Clarence Mayott is a mixed signal application section leader with over 10 years of experience at Linear Technology.

Beginning with the DC1151, a demo board for the LTC2246H, Clarence has designed nearly all of the high speed ADC demo boards for Linear Technology. These boards have been used for evaluation purposes in a wide range of applications. He designed demo boards with complete signal chains combining amplifiers and ADC combinations to help the end customer evaluate systems more easily. He also designed companion boards, including clock and signal source boards, to help facilitate the evaluation of high speed ADC demo boards. Clarence manages the continued development of PScope, the software used for various pipeline and SAR ADCs.

His expertise in design and layout of demo boards allows him to instruct customers on how to implement high speed ADCs into their own designs. He has worked on many technical areas, including medical, automotive and communications. His experience allows him to see schematic errors, minute layout errors, and other design flaws in designs.

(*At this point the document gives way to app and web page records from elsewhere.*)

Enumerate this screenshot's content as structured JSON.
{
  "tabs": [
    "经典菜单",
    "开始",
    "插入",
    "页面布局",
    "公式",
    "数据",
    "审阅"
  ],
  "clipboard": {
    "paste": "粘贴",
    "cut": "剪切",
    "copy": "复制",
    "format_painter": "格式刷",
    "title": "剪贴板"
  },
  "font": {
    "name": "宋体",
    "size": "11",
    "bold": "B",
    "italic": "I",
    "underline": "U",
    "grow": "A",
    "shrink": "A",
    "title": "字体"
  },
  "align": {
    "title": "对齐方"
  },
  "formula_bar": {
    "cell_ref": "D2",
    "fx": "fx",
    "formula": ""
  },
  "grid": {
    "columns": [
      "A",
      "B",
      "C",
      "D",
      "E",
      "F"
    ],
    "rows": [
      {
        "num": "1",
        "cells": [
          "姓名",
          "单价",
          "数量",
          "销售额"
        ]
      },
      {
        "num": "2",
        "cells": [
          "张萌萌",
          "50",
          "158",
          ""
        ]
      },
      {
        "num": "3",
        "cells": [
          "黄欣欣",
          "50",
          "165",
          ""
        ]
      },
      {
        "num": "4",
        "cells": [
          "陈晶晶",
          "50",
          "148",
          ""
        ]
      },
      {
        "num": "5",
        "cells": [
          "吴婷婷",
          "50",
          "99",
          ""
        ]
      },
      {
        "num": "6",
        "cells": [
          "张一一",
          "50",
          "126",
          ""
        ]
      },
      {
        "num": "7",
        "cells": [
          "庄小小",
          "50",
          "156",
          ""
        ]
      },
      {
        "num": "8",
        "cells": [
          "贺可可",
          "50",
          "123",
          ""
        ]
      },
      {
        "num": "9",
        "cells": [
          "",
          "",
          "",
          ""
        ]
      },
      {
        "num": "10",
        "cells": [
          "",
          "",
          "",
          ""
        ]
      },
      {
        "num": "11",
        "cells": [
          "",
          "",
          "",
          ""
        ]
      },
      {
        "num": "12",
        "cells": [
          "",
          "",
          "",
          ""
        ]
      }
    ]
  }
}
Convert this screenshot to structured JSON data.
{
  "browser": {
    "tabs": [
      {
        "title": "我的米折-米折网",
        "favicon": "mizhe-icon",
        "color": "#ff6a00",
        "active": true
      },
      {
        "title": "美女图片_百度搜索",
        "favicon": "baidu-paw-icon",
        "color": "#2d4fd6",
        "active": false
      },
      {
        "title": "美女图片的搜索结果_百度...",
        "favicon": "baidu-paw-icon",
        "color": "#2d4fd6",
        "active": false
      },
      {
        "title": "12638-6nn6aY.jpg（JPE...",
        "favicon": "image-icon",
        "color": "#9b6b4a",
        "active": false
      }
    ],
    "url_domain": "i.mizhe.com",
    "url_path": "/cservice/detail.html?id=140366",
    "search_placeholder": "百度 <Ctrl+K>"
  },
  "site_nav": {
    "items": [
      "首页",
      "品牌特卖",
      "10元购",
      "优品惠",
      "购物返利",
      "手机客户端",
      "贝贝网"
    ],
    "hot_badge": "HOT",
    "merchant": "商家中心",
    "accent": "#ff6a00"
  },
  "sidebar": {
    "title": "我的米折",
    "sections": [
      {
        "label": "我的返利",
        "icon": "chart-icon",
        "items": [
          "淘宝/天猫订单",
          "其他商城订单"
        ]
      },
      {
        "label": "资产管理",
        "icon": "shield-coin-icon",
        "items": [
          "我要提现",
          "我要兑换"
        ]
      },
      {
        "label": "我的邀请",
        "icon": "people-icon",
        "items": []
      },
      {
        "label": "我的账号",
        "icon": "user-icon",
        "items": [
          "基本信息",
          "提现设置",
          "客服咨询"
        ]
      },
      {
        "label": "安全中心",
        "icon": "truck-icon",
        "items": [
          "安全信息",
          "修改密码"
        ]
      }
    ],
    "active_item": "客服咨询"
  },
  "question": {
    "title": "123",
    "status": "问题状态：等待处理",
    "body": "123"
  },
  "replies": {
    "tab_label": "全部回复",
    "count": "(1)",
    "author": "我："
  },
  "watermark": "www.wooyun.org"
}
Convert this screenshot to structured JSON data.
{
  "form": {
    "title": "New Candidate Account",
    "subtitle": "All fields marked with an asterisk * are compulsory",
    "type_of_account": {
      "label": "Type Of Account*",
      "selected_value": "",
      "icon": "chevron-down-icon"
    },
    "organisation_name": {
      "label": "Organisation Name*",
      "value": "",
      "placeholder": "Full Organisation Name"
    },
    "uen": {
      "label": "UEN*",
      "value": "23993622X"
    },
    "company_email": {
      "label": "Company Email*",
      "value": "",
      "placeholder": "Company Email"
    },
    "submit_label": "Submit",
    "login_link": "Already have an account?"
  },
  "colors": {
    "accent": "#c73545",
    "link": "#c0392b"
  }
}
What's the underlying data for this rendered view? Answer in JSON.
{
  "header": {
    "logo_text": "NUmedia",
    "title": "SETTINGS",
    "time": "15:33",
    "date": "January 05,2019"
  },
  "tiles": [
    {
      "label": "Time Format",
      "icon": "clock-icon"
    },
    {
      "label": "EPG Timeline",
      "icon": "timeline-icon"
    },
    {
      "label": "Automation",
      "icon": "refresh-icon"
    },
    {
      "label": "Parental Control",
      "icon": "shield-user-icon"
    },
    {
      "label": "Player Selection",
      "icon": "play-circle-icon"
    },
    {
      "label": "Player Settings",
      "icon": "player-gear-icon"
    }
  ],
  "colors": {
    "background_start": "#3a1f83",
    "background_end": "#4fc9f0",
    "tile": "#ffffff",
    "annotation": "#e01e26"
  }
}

With the release of the LTC2000, Clarence has expanded his knowledge base to include high speed DACs and waveform generation in addition to high speed ADCs. As an application section leader he oversees the continued development of LTDACGen a new software tool for generating complex waveforms for high speed DACs.

He has given technical trainings both within Linear Technology and to potential customers describing how to implement proper signal chains from the antenna through the FPGA.

He received an M.S. in Electrical Engineering from Santa Clara University and a B.S. degree in Electrical Engineering from California State University Polytechnic San Luis Obispo.